Klein has always been inspired by the work of early Italian Renaissance artists, stating ‘Those are the pictures that I find most beautiful. They hit me in a way that I can’t explain and I often feel moved to tears looking at them. I want my works to be as beautiful. What I’m always striving for is a balance - works that feel calming to look at, but like a Giotto or Piero della Francesca, also include the viewer by conferring dignity and beauty on the ordinary and depicting it as miraculous.’ 


This reverence for the everyday is made clear in a series of five monochrome prints that Klein calls ‘lockdown linos’, made during the last unprecedented 12 months. Each one has an economy of line and its design is driven by pattern and structure - stars and spots on clothing, hair and noses, the outline of rippling water or a flickering candle. There is a particular tactility that reminds us of the printmaking medium itself.  In these works, the landscape format also recalls predella panels from a Renaissance altarpiece. They are of celebratory moments - busy scenes of family members gathered around the kitchen table, as in Passover (2020) and Family Birthday (2020, p. 25) - and deep contentment, as seen in Family Gathering (2020, p. 25) and Watching Maisy with Lo (2020, p. 9). Each narrative tableau provides further exposition for Klein’s larger works. 


In this exhibition, Klein also reminds us of her dazzling facility with colour and form. In her large-scale paintings, her palette shifts from electric blues and sea greens to deep reds and umbers, each colour an anchor point for the composition itself. In Scooting by the River (2021, p. 13), a work about the ‘wonder of meeting up outside once it became legal’, we see the irrepressible joy of this reunion mirrored in the sparkling waters behind. Swimming, a recurring subject in Klein’s work - and the theme of her recent exhibition Water (2020) at Eames Fine Art - features in numerous works. In the Lake (2019, p. 27) features glossy lines demarcated in white and gold, transforming the surface of the print into something mesmeric. Klein describes a revelatory moment in this work, of finding yourself in harmony with each other and with the world at large. 


We also see this in Planting Seedlings (2020, p. 5), a large-scale painting about the first lockdown when Klein was caring for her granddaughter Lois, whilst her baby sister was being born. ‘This was an intense time, not only because my daughter was in labour with my fourth grandchild, but also because I was not able to see anyone else, not even my other grandchildren. Lois and I spent those intense sunny days planting vegetable seeds in her small garden’. Klein responds to this memory with a tenderness - there is a softness in the treatment of her figures, faces are contoured in buttery yellows and pinks, a tonal palette of greens reminding us of renewal and growth.
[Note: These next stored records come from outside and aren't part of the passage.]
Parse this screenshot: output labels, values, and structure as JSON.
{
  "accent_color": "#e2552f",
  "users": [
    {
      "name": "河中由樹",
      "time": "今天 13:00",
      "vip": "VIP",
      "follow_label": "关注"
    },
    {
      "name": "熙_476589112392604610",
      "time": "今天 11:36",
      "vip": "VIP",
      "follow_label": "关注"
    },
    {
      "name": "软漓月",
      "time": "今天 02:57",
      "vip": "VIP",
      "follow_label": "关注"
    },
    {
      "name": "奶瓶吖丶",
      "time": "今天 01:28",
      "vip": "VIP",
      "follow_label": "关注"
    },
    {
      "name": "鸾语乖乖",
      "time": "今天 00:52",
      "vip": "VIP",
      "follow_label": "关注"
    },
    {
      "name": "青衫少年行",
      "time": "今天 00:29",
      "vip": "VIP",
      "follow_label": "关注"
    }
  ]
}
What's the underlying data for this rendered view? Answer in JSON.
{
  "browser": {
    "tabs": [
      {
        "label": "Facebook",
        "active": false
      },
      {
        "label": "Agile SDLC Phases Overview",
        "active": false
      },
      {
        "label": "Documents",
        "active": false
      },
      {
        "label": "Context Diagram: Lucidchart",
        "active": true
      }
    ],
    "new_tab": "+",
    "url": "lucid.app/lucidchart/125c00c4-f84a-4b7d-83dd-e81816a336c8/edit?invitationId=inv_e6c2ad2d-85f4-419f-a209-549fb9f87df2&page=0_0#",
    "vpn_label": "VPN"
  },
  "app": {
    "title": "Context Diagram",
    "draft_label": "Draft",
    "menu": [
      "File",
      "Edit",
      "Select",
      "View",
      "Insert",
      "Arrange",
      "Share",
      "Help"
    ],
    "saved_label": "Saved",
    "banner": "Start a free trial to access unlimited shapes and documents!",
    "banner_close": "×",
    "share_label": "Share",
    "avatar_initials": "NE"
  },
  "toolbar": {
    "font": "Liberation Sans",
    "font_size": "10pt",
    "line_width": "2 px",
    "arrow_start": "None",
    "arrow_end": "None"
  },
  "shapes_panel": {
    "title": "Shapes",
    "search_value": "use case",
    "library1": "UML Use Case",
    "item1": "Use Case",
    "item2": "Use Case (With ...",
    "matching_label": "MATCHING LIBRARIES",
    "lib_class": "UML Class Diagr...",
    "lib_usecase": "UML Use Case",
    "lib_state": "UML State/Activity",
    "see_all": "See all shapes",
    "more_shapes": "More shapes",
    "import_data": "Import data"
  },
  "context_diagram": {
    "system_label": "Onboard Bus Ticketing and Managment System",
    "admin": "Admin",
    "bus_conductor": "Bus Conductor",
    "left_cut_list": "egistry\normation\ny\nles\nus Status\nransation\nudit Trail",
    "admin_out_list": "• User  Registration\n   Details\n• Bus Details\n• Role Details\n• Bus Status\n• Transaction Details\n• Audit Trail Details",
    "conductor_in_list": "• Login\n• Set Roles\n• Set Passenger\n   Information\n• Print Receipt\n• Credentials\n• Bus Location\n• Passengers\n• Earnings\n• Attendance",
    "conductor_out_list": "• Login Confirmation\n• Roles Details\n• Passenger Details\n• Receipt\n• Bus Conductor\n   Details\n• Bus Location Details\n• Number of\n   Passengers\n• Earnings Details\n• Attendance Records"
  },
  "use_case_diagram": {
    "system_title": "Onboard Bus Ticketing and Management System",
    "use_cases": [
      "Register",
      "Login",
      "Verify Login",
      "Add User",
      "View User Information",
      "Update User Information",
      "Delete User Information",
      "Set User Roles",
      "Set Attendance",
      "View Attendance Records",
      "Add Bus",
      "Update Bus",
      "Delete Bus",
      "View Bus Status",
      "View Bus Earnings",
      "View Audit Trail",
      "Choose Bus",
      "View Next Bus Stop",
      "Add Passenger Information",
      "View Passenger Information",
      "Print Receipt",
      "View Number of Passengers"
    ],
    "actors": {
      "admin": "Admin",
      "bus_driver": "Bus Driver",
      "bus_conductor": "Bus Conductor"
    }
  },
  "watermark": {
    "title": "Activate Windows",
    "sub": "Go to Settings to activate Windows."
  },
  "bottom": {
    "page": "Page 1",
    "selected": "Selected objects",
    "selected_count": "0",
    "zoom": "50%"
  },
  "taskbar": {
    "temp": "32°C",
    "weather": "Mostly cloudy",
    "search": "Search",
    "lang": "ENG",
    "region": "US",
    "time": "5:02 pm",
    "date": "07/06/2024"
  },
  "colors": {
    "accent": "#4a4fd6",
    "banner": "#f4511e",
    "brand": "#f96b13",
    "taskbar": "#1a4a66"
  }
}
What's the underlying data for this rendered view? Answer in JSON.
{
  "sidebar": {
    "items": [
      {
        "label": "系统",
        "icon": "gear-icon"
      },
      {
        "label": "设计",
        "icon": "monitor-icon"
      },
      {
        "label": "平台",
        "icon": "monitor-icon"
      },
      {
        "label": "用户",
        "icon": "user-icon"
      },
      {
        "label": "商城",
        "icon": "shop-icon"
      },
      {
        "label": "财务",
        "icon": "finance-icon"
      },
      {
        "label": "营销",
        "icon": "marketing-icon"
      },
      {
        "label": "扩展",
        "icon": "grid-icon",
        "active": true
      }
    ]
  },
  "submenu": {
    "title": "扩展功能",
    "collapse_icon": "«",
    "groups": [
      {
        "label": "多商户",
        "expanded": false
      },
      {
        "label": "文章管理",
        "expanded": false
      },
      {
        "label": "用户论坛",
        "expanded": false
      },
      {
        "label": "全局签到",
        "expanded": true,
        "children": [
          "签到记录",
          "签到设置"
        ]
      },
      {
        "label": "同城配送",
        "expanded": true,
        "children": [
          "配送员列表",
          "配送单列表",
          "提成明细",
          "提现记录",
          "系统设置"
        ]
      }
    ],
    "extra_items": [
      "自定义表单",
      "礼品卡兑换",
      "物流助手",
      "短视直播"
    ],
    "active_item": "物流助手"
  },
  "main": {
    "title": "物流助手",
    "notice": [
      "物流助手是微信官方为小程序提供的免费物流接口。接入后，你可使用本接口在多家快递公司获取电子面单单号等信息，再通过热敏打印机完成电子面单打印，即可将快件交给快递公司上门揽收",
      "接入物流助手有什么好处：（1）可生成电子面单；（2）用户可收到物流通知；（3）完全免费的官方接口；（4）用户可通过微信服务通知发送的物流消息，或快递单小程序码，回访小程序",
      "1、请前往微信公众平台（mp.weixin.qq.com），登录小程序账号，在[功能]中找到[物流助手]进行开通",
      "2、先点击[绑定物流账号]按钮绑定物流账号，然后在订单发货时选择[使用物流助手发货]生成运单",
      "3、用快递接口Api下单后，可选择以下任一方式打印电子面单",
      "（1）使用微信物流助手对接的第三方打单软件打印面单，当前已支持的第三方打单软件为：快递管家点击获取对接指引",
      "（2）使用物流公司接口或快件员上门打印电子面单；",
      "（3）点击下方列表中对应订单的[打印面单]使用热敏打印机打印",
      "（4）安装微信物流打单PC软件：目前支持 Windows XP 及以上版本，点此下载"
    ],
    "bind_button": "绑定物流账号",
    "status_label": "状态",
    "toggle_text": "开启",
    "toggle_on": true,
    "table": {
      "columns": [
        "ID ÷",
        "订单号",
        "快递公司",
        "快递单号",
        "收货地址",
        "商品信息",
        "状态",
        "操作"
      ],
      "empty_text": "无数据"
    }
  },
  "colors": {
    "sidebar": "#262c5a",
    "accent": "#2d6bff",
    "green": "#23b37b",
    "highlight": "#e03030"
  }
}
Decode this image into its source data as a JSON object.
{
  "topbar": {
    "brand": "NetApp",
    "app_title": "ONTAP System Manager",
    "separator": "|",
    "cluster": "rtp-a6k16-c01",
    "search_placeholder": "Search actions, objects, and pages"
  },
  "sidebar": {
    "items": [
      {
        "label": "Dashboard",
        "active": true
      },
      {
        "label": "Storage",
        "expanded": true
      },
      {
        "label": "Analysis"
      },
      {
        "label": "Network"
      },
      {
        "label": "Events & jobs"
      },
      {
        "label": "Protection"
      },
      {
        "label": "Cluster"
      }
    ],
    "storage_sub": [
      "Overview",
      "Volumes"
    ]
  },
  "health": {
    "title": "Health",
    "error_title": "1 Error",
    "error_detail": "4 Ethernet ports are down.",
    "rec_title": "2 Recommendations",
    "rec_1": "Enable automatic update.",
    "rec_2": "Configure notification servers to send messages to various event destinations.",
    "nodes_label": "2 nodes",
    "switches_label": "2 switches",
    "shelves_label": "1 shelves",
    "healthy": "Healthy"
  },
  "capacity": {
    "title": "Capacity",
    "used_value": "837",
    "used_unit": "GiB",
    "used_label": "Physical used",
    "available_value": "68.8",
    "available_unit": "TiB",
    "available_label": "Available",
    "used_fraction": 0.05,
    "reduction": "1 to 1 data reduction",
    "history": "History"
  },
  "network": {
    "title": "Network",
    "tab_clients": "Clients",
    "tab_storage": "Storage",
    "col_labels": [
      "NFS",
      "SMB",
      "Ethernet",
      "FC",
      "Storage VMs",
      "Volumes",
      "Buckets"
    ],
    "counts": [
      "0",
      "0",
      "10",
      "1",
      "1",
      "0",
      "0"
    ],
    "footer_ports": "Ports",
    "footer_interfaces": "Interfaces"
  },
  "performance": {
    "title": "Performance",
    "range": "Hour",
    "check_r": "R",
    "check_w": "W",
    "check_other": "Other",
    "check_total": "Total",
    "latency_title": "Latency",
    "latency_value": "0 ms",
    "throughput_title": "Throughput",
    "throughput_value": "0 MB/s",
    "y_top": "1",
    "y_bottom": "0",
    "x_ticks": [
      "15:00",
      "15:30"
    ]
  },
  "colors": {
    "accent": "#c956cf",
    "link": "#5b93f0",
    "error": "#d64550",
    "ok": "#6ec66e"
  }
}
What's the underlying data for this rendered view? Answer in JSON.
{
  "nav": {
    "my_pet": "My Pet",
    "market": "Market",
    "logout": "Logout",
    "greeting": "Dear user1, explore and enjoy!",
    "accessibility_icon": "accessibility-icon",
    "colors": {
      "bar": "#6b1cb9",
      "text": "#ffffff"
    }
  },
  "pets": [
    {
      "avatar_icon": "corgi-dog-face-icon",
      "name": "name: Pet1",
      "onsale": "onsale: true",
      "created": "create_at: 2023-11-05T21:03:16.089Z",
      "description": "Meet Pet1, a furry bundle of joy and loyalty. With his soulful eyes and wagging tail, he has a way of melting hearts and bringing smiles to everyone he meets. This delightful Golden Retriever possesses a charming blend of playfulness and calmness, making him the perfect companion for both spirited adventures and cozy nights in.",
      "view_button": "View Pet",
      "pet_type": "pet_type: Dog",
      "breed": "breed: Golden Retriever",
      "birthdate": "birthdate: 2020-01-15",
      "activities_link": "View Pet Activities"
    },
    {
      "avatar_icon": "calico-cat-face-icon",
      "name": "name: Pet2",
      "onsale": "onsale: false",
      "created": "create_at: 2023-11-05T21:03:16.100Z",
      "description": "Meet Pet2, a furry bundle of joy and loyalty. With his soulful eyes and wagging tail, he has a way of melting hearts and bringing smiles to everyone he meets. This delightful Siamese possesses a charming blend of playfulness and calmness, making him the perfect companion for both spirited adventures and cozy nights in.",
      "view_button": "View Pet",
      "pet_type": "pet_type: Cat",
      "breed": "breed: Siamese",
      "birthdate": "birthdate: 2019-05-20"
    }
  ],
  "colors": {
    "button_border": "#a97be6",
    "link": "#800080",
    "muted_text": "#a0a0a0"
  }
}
A reminder that for many of us, nature in lockdown was a source of joy and peace. 


Together feels more timely and resonant than ever. Anita Klein’s works are beautifully considered, brimming with warmth and each one tells a story about the togetherness we have been longing for. Klein writes, ‘All these works are precious to me. They are fleeting reminders of moments and memories I’ve shared with my children and grandchildren, and my incredible good fortune to be able to share in them. The show is a celebration of what makes me happy and I hope it encourages visitors to be reminded of their own treasured relationships’. Whilst we have all experienced something unforgettable in the last year, Klein urges us to remember that together we can find strength, joy, beauty and love. 


Nerissa Taysom, Watts Contemporary Gallery, April 2021